TASK ITEM ::
Could the data below be copied out in full, word for word?

= = = = = = =

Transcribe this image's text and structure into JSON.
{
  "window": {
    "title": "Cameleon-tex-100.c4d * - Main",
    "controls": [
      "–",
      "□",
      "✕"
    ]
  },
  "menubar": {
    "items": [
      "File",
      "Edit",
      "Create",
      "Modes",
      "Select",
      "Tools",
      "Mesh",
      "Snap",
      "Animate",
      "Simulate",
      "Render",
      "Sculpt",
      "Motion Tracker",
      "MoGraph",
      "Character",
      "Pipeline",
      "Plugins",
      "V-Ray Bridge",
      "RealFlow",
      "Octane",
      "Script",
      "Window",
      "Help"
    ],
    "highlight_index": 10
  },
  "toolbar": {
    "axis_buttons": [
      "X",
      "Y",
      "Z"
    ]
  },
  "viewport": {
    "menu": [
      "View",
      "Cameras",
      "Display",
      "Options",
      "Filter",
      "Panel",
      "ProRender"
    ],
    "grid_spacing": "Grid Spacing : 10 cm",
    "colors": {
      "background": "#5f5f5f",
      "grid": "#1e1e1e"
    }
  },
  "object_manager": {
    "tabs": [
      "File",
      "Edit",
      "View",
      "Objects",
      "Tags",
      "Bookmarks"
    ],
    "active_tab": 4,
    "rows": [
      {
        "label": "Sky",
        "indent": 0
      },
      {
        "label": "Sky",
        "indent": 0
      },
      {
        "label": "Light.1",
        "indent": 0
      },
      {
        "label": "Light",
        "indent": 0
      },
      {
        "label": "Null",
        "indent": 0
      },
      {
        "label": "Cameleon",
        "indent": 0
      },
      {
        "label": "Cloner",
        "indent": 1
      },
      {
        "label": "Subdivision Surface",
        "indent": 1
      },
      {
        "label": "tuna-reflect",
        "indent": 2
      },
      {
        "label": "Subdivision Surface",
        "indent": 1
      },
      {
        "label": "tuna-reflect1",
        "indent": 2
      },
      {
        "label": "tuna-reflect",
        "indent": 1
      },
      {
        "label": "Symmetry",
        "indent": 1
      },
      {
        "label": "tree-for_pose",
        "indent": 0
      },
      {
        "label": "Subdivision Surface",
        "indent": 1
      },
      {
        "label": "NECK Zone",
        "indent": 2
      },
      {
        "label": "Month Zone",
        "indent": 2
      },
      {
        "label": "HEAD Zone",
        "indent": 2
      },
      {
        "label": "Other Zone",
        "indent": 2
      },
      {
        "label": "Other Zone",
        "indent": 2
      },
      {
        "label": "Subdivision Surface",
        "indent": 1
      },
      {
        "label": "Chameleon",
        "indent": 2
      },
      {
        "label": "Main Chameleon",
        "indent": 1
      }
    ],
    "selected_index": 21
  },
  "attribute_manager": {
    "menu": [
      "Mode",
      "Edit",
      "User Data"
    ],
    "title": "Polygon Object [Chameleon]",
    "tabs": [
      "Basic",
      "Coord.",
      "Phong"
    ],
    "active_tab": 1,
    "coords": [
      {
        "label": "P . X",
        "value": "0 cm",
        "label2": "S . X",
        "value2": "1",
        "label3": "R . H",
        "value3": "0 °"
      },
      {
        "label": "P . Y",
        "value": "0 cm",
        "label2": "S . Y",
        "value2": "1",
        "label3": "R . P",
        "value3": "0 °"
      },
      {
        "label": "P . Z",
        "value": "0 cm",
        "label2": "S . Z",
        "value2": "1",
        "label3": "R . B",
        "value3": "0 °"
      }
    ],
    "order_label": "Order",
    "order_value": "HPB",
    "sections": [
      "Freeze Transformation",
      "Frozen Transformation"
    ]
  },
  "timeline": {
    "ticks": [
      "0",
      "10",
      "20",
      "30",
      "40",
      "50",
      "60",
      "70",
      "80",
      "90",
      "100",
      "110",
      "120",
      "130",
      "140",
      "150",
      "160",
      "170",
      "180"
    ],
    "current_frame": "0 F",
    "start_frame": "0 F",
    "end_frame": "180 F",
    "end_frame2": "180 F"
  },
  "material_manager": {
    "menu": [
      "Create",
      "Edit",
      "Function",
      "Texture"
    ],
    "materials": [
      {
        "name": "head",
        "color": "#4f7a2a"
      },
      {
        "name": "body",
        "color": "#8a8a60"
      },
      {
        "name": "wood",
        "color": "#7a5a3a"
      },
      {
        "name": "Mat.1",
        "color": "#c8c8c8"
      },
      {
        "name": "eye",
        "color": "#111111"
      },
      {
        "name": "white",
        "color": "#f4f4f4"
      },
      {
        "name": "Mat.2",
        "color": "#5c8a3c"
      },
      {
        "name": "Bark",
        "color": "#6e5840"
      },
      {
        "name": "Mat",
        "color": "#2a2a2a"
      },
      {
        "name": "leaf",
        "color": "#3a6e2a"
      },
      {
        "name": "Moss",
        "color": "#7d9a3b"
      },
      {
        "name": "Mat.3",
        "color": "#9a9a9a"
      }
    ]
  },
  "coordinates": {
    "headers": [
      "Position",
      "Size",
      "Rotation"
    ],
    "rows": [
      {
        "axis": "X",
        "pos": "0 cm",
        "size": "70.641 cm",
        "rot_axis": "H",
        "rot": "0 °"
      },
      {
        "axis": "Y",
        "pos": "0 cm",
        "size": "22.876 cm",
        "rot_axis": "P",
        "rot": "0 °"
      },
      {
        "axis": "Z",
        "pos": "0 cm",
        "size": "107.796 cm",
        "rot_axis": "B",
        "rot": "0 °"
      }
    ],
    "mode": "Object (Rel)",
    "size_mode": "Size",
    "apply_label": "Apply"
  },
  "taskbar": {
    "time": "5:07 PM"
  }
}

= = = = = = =

EXPECTED ANSWER ::
Transcribe this image's text and structure into JSON.
{
  "window": {
    "title": "Cameleon-tex-100.c4d * - Main",
    "controls": [
      "–",
      "□",
      "✕"
    ]
  },
  "menubar": {
    "items": [
      "File",
      "Edit",
      "Create",
      "Modes",
      "Select",
      "Tools",
      "Mesh",
      "Snap",
      "Animate",
      "Simulate",
      "Render",
      "Sculpt",
      "Motion Tracker",
      "MoGraph",
      "Character",
      "Pipeline",
      "Plugins",
      "V-Ray Bridge",
      "RealFlow",
      "Octane",
      "Script",
      "Window",
      "Help"
    ],
    "highlight_index": 10
  },
  "toolbar": {
    "axis_buttons": [
      "X",
      "Y",
      "Z"
    ]
  },
  "viewport": {
    "menu": [
      "View",
      "Cameras",
      "Display",
      "Options",
      "Filter",
      "Panel",
      "ProRender"
    ],
    "grid_spacing": "Grid Spacing : 10 cm",
    "colors": {
      "background": "#5f5f5f",
      "grid": "#1e1e1e"
    }
  },
  "object_manager": {
    "tabs": [
      "File",
      "Edit",
      "View",
      "Objects",
      "Tags",
      "Bookmarks"
    ],
    "active_tab": 4,
    "rows": [
      {
        "label": "Sky",
        "indent": 0
      },
      {
        "label": "Sky",
        "indent": 0
      },
      {
        "label": "Light.1",
        "indent": 0
      },
      {
        "label": "Light",
        "indent": 0
      },
      {
        "label": "Null",
        "indent": 0
      },
      {
        "label": "Cameleon",
        "indent": 0
      },
      {
        "label": "Cloner",
        "indent": 1
      },
      {
        "label": "Subdivision Surface",
        "indent": 1
      },
      {
        "label": "tuna-reflect",
        "indent": 2
      },
      {
        "label": "Subdivision Surface",
        "indent": 1
      },
      {
        "label": "tuna-reflect1",
        "indent": 2
      },
      {
        "label": "tuna-reflect",
        "indent": 1
      },
      {
        "label": "Symmetry",
        "indent": 1
      },
      {
        "label": "tree-for_pose",
        "indent": 0
      },
      {
        "label": "Subdivision Surface",
        "indent": 1
      },
      {
        "label": "NECK Zone",
        "indent": 2
      },
      {
        "label": "Month Zone",
        "indent": 2
      },
      {
        "label": "HEAD Zone",
        "indent": 2
      },
      {
        "label": "Other Zone",
        "indent": 2
      },
      {
        "label": "Other Zone",
        "indent": 2
      },
      {
        "label": "Subdivision Surface",
        "indent": 1
      },
      {
        "label": "Chameleon",
        "indent": 2
      },
      {
        "label": "Main Chameleon",
        "indent": 1
      }
    ],
    "selected_index": 21
  },
  "attribute_manager": {
    "menu": [
      "Mode",
      "Edit",
      "User Data"
    ],
    "title": "Polygon Object [Chameleon]",
    "tabs": [
      "Basic",
      "Coord.",
      "Phong"
    ],
    "active_tab": 1,
    "coords": [
      {
        "label": "P . X",
        "value": "0 cm",
        "label2": "S . X",
        "value2": "1",
        "label3": "R . H",
        "value3": "0 °"
      },
      {
        "label": "P . Y",
        "value": "0 cm",
        "label2": "S . Y",
        "value2": "1",
        "label3": "R . P",
        "value3": "0 °"
      },
      {
        "label": "P . Z",
        "value": "0 cm",
        "label2": "S . Z",
        "value2": "1",
        "label3": "R . B",
        "value3": "0 °"
      }
    ],
    "order_label": "Order",
    "order_value": "HPB",
    "sections": [
      "Freeze Transformation",
      "Frozen Transformation"
    ]
  },
  "timeline": {
    "ticks": [
      "0",
      "10",
      "20",
      "30",
      "40",
      "50",
      "60",
      "70",
      "80",
      "90",
      "100",
      "110",
      "120",
      "130",
      "140",
      "150",
      "160",
      "170",
      "180"
    ],
    "current_frame": "0 F",
    "start_frame": "0 F",
    "end_frame": "180 F",
    "end_frame2": "180 F"
  },
  "material_manager": {
    "menu": [
      "Create",
      "Edit",
      "Function",
      "Texture"
    ],
    "materials": [
      {
        "name": "head",
        "color": "#4f7a2a"
      },
      {
        "name": "body",
        "color": "#8a8a60"
      },
      {
        "name": "wood",
        "color": "#7a5a3a"
      },
      {
        "name": "Mat.1",
        "color": "#c8c8c8"
      },
      {
        "name": "eye",
        "color": "#111111"
      },
      {
        "name": "white",
        "color": "#f4f4f4"
      },
      {
        "name": "Mat.2",
        "color": "#5c8a3c"
      },
      {
        "name": "Bark",
        "color": "#6e5840"
      },
      {
        "name": "Mat",
        "color": "#2a2a2a"
      },
      {
        "name": "leaf",
        "color": "#3a6e2a"
      },
      {
        "name": "Moss",
        "color": "#7d9a3b"
      },
      {
        "name": "Mat.3",
        "color": "#9a9a9a"
      }
    ]
  },
  "coordinates": {
    "headers": [
      "Position",
      "Size",
      "Rotation"
    ],
    "rows": [
      {
        "axis": "X",
        "pos": "0 cm",
        "size": "70.641 cm",
        "rot_axis": "H",
        "rot": "0 °"
      },
      {
        "axis": "Y",
        "pos": "0 cm",
        "size": "22.876 cm",
        "rot_axis": "P",
        "rot": "0 °"
      },
      {
        "axis": "Z",
        "pos": "0 cm",
        "size": "107.796 cm",
        "rot_axis": "B",
        "rot": "0 °"
      }
    ],
    "mode": "Object (Rel)",
    "size_mode": "Size",
    "apply_label": "Apply"
  },
  "taskbar": {
    "time": "5:07 PM"
  }
}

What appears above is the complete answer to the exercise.